### [Aim of the exercise]
Scan the listing below for the word "text" and copy every line where it occurs.

-*-

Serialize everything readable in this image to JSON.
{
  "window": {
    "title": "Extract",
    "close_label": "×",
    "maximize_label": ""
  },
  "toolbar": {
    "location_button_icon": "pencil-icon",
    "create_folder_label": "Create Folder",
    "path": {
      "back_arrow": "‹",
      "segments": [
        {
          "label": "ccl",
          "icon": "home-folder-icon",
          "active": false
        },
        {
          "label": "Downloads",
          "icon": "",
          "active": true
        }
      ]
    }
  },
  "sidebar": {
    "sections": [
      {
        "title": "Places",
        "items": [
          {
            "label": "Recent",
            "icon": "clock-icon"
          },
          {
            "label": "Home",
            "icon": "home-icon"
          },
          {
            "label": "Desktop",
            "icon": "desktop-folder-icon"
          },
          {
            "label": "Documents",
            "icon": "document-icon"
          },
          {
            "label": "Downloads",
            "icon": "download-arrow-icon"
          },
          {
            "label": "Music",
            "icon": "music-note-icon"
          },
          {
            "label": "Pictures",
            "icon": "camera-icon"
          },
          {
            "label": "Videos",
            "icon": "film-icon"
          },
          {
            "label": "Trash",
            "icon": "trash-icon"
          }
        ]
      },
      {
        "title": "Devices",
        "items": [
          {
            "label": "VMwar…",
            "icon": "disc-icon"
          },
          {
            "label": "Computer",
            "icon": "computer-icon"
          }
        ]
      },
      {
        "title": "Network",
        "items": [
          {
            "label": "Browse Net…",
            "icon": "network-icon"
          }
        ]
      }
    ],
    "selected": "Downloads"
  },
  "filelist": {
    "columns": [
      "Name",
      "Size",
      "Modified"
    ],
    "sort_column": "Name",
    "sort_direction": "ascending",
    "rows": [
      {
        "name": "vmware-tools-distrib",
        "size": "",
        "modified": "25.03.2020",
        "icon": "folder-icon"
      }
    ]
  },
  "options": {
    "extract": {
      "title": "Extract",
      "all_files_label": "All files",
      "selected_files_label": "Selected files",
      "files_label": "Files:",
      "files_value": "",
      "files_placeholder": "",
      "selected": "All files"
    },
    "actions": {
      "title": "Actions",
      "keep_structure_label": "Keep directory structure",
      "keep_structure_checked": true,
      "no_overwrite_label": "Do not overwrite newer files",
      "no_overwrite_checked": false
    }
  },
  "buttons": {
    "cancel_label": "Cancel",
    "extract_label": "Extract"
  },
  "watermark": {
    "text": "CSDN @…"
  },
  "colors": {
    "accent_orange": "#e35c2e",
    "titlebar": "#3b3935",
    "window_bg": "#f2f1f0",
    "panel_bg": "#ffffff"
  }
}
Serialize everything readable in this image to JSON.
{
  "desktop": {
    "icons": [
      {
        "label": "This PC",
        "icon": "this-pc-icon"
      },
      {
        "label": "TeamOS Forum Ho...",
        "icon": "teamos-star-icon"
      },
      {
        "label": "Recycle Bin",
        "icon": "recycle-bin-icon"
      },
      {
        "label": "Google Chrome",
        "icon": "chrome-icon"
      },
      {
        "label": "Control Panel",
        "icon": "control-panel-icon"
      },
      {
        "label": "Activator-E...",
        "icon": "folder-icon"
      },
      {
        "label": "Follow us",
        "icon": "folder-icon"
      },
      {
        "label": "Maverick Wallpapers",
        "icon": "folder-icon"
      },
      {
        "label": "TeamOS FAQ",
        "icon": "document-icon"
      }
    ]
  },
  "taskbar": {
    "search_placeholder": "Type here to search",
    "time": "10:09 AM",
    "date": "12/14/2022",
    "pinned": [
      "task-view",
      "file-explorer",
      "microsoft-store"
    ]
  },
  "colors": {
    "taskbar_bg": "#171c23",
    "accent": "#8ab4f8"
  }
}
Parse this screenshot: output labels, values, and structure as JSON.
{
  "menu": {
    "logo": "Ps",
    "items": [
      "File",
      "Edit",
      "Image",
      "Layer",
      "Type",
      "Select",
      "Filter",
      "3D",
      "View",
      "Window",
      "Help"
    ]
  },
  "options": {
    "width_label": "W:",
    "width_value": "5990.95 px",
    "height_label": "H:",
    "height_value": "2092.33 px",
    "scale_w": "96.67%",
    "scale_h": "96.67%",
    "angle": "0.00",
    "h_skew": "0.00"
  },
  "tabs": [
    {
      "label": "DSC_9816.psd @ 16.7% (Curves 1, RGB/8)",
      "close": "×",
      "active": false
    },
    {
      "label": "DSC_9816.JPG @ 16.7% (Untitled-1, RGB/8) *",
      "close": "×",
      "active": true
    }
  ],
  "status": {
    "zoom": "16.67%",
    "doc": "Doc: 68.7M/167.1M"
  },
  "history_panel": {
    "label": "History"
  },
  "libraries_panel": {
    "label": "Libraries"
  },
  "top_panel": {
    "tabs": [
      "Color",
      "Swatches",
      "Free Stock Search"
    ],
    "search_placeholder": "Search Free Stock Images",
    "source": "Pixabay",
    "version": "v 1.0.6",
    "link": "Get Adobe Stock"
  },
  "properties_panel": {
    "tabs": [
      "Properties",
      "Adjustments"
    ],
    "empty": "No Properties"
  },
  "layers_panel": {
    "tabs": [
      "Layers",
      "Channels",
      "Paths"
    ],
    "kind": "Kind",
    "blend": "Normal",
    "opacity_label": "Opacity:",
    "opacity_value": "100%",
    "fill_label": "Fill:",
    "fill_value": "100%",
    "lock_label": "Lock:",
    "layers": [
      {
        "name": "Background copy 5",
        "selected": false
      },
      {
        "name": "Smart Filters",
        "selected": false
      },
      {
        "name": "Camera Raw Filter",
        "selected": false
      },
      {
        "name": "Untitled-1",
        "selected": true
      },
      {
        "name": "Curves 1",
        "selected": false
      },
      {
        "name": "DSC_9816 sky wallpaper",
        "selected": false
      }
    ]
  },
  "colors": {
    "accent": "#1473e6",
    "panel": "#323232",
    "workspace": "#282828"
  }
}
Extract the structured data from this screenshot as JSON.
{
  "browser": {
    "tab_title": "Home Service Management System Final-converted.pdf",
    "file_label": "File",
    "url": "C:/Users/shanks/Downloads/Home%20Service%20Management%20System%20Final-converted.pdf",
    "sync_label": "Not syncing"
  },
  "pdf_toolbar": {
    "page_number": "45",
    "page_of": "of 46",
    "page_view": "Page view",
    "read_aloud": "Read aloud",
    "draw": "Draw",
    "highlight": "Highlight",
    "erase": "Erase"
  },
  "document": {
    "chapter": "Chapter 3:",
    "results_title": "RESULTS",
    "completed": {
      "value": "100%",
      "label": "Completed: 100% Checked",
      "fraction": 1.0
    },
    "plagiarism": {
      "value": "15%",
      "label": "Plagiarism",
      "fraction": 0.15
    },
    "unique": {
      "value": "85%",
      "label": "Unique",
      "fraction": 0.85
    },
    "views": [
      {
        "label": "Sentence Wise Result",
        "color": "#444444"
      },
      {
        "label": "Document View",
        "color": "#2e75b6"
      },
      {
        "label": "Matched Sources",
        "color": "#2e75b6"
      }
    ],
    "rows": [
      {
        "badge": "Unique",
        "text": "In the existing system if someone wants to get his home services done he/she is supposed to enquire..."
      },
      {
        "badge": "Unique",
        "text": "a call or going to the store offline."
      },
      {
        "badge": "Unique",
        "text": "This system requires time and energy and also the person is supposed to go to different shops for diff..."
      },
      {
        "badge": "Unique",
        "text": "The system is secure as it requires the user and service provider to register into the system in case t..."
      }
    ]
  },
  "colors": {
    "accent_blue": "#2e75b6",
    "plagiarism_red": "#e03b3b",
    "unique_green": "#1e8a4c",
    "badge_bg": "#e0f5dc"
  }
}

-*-

### [Written answer]
    "text": "CSDN @…"
        "text": "In the existing system if someone wants to get his home services done he/she is supposed to enquire..."
        "text": "a call or going to the store offline."
        "text": "This system requires time and energy and also the person is supposed to go to different shops for diff..."
        "text": "The system is secure as it requires the user and service provider to register into the system in case t..."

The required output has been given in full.